24 Best Leadership Practices
- Series Overview -
The following article is Part 8 of a 24 part series on leadership (See all 24 best leadership practices HERE). To summarize, leadership is everyone’s business. Moreover, leadership abilities are not some innate talent that some were either born with or not but rather is a highly learnable skill. As such, everyone has the potential to become a great leader as long as one embraces a mindset of continuous improvement. Simply, leadership is not so much about inherent gifts and raw talent but rather the emotional awareness, humility, and perseverance to understand that leadership is a lifelong journey that is never mastered. Indeed, aspiring leaders must acquire the endurance of a marathoner, the musculature of a sprinter, and the mental fortitude to embrace that there is never a finish line but rather an unending goal of continuous transformation.
Ultimately, the leadership journey is not about becoming someone else but instead is about becoming one's best self so that in turn one can help others become their best self. And, while there are many facets that go into successful leadership we have identified 24 best leadership practices all of which are grouped into one of three categories, namely (1) inspire, (2) empower, and (3) innovate (see all 24 practices HERE).
- INSPIRE: To inspire action, great leaders appeal to people's hearts more than their minds. Simply, visionary leaders plan with the mind, lead with the heart, and reflect with the soul.
- EMPOWER: Great leaders empower those they are leading while simultaneously creating a collaborative culture that promotes the notion that together we can accomplish anything as long as we don't care who gets the credit.
- INNOVATE: Visionary leaders embrace change and understand that the term "good enough" is used by the lazy to justify inaction. As such, great leaders disrupt themselves and their companies before others do it for them.
Leadership is the greatest race one will ever run – one without a finish line but also one with an exponential ceiling for those that embrace change, growth, and learning. While the level of employee talent may determine the potential of an organization it is the leader that ultimately unlocks that potential and determines the success of both the organization and its people. Although no leader will be a master at each of the proposed 24 leadership practices, awareness is often the greatest agent for change and continuous improvement. As such, we hope the proposed practices will be of service to you in maximizing not only your leadership potential but also the potential of those around you.

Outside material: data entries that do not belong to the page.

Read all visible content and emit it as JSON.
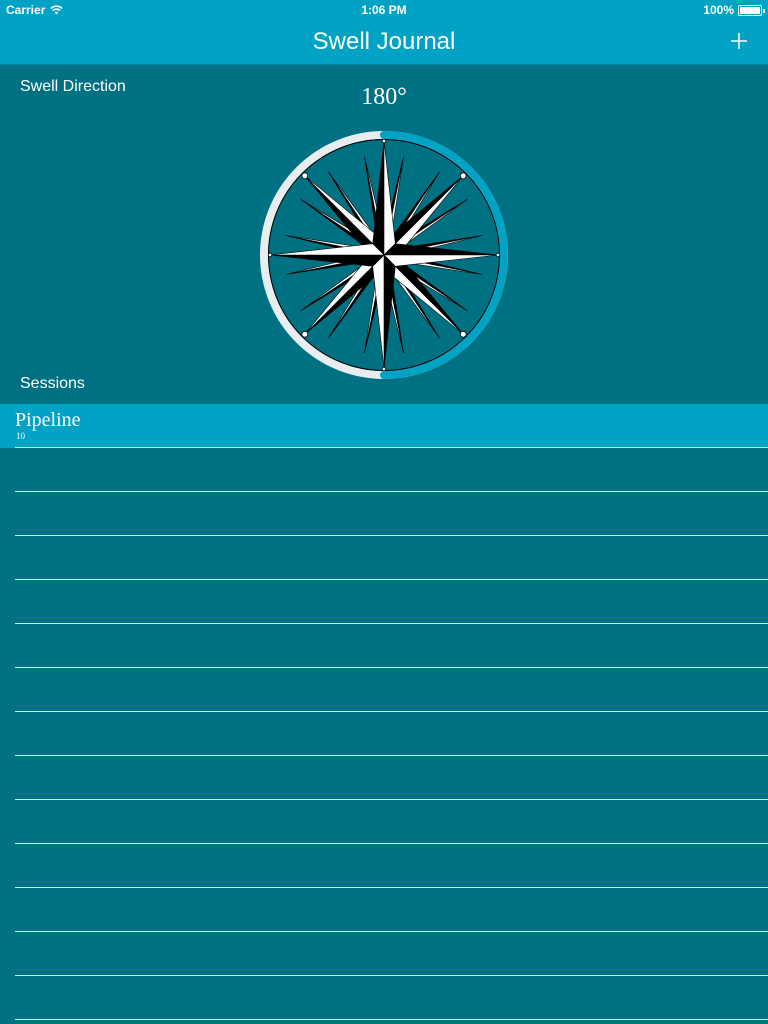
{
  "status_bar": {
    "carrier": "Carrier",
    "time": "1:06 PM",
    "battery": "100%",
    "battery_level": 1.0
  },
  "nav": {
    "title": "Swell Journal",
    "add_icon": "plus-icon"
  },
  "swell": {
    "label": "Swell Direction",
    "degrees": "180°",
    "value": 180,
    "compass_icon": "compass-rose-icon"
  },
  "sessions": {
    "label": "Sessions",
    "items": [
      {
        "name": "Pipeline",
        "count": "10",
        "selected": true
      },
      {
        "name": "",
        "count": ""
      },
      {
        "name": "",
        "count": ""
      },
      {
        "name": "",
        "count": ""
      },
      {
        "name": "",
        "count": ""
      },
      {
        "name": "",
        "count": ""
      },
      {
        "name": "",
        "count": ""
      },
      {
        "name": "",
        "count": ""
      },
      {
        "name": "",
        "count": ""
      },
      {
        "name": "",
        "count": ""
      },
      {
        "name": "",
        "count": ""
      },
      {
        "name": "",
        "count": ""
      },
      {
        "name": "",
        "count": ""
      },
      {
        "name": "",
        "count": ""
      }
    ]
  },
  "colors": {
    "background": "#007183",
    "accent": "#00a3c3",
    "ring_track": "#e8eef0",
    "divider": "#dfe9ec"
  }
}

ABOUT THE AUTHOR
Joshua Seedman is the founder and chairman of PNI Consulting, a management consulting firm that specializes in global transformations. He has over 20 years of operating and general management experience with expertise in organizational transformations, customer experience, employee engagement, digital transformations, sales & marketing, operational turnarounds, culture/change management, and high-stakes negotiations. His experience includes executive roles within F500 companies, top-tier consulting leadership (McKinsey & Company), over 10 years of global P&L ownership, and corporate lawyer (Davis Polk & Wardwell). He received his MBA from Kellogg School of Management and his Juris Doctor (cum laude) from Northwestern University School of Law.